I recompiled rapsearch and tried to run gdb on the same core. The symbols were different. Shortly after, the work day drew to a close4 and sick of feeling like I’d been manually searching through a cow’s core dump, I gave up.

it’s ok at least we had fun right

The Easy Way

There must be an easier way, I thought, just before bed. The prelude to this epic introduced the error at hand:

That post also linked to a boost serialization archive exceptions manual entry that Dan kindly located. Listed within are various types of errors that can be raised, mapped by an enum:

Wait. what()? That looks familiar?

Oh dear5. I’d disregarded the what() error as it sounded confusing and mysterious and not related to file handling. Yet it was trying to tell us the answer all along:

Archives are initiated with a known string. If this string is not found when the archive is opened, It is presumed that this file is not a valid archive and this exception is thrown.

So, what’s the verdict?

I had a hunch that this might have been caused by corruption of the temporary files that rapsearch creates in the working directory. For each job, rapsearch creates temp files in the format .tmp, where outname is the basename of the output file and N is the index of the temporary file, starting at 0.

It’s not uncommon to execute multiple jobs that share an output directory. Here, I was trying to keep my data organised by storing the alignment hits for bacterial, archaeal and fungal associated hydrolases on my limpet contigs in the same place.
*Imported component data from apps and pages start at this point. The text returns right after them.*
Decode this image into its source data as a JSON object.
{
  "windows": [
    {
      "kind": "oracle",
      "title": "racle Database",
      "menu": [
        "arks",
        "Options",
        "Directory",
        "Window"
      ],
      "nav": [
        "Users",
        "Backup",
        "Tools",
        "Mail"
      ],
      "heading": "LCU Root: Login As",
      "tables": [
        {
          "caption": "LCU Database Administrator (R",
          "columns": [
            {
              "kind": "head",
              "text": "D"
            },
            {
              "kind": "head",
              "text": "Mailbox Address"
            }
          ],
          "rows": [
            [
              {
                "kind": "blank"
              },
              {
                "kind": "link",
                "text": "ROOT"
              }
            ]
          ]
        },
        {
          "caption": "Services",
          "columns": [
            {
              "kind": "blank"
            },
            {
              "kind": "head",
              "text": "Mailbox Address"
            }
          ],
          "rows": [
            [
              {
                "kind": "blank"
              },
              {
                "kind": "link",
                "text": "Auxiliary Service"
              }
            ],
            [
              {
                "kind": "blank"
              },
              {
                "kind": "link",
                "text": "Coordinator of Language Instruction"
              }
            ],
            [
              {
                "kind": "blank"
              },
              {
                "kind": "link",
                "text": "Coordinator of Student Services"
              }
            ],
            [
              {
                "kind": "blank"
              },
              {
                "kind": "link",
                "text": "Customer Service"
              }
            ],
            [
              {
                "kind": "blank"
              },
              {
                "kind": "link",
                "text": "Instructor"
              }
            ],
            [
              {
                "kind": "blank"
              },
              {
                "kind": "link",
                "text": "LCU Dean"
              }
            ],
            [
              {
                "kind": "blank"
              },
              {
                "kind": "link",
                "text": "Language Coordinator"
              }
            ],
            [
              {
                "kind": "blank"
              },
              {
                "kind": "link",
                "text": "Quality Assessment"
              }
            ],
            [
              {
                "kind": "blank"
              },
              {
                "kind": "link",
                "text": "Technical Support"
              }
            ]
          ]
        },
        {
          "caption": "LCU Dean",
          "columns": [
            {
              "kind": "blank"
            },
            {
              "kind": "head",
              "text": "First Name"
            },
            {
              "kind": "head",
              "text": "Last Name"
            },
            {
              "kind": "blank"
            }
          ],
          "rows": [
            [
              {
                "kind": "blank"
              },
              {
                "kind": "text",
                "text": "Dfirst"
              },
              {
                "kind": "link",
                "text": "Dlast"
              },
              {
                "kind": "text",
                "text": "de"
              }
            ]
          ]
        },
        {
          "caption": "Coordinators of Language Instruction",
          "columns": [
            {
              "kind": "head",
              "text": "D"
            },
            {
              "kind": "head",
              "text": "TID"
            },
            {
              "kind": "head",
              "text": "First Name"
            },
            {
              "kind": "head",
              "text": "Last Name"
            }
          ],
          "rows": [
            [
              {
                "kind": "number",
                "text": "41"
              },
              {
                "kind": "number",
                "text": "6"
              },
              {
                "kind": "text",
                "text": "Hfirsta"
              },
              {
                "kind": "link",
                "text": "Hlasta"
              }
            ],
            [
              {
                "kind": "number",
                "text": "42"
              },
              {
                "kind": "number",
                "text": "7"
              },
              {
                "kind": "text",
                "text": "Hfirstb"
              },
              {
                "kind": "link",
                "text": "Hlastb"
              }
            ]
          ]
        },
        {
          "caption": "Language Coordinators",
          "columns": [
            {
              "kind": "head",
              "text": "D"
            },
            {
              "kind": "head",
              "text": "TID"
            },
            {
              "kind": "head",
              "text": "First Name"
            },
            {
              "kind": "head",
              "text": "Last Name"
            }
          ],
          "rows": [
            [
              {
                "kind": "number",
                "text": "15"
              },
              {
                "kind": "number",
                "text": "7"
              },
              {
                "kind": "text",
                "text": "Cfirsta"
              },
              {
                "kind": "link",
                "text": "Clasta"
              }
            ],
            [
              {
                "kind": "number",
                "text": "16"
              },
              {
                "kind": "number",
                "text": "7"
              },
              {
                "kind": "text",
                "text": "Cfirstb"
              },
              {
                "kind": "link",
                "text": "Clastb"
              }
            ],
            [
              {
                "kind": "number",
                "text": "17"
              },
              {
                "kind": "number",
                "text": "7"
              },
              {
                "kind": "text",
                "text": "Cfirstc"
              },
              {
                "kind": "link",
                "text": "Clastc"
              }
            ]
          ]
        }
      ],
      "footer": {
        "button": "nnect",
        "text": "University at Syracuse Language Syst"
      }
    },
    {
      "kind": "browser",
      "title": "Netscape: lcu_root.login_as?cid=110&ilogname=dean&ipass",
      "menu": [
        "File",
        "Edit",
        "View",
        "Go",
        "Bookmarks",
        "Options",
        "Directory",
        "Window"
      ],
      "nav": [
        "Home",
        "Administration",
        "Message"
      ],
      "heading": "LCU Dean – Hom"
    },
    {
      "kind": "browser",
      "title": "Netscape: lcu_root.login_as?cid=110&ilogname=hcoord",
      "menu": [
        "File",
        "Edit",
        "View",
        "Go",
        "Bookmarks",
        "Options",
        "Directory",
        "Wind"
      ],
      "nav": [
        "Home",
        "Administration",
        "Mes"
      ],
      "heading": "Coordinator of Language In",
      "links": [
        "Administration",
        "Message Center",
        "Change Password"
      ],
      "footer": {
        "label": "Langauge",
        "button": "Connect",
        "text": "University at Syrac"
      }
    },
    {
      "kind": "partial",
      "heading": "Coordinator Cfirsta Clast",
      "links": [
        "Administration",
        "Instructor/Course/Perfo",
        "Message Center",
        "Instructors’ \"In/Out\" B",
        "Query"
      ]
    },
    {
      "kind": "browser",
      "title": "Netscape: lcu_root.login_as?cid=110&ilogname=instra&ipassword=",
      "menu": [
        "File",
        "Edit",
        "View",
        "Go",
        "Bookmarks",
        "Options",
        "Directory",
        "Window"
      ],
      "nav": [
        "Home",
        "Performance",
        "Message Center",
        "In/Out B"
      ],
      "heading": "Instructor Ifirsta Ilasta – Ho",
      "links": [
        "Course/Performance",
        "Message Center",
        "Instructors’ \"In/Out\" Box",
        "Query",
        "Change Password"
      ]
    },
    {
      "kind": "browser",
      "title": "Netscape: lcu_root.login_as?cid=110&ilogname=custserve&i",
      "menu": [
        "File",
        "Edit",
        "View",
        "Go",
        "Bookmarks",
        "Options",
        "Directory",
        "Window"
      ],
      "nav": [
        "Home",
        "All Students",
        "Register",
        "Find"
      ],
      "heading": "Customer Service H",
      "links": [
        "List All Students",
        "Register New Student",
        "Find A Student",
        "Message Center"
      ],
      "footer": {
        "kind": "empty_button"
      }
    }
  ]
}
However, rapsearch creates a .m8 storing hits along with a somewhat esoteric .aln alignment file. But one cannot prevent the latter file from being generated (Update: Or so I thought at the time, see below). I thought I’d try and be clever and find a way around having to just delete any .aln files once the job had completed and found rapsearch accepts a -u option:

Great. I’ll specify -u 1 for .m8 output only and redirect stdout to my $OUTFILE. Job done. Except not. When using this stream option, rapsearch isn’t writing to any files and so has no value to prepend to the .tmp temp suffix. So what happens?

Every job ends up sharing a .tmp0 file. Which as you can imagine goes down pretty well. As a job progresses, rapsearch heads off to disk to write to its trusty temp file only to discover the archive header has been tampered with, which is upsetting enough to throw an error. Cue the invalid_signature on stage error. Mystery solved.

Blackout. Drop curtain.

Update: A few hours

All six jobs, running in harmony:

Note those all important unique temporary file names!

Update: Bedtime

In case this ever affects anybody else, I’ve notified the developers by opening an issue on the rapsearch Github. Hooray for open sorcery!

Update: A few days and another manpage later

Turns out, one can suppress the .aln file after all. As demonstrated in the rapsearch usage examples, the -b option (help entry below) can be set to 0.

This seems somewhat counter-intuitive to me and is simply not something I had thought of trying. If anything I’d have expected -b 0 to just create an empty .aln file! Nevertheless, this is a blog about metagenomics, not user interface design, so let’s get on with some science.


  • Life feels different now, I took it too far. I learned more about registers, calling conventions and assembly and have seen too much. I would very much like to never do this again.6
  • rapsearch probably corrupts temporary files causing job failure for searches writing to the same output directory if you don’t use the -o option.
  • I am not a very good computer.
  • Read errors. Believe errors.

  1. Thanks to Dan for showing me this symbol demangling tool, as well as for putting up with hours of remote interrogation. You may increment your drinks counter. 
  2. Made more difficult as combinations of assembly instruction and which way around yielded many search results for construction of IKEA flatpack furniture. 
  3. Thanks to Dan for showing me this symbol demangling tool, as well as for putting up with hours of remote interrogation. You may increment your drinks counter. 
  4. Two hours ago. 
  5. An understatement. 
  6. I can’t justify complaint about staring in to the abyss of disassembly because my lack of attention brought on my fate.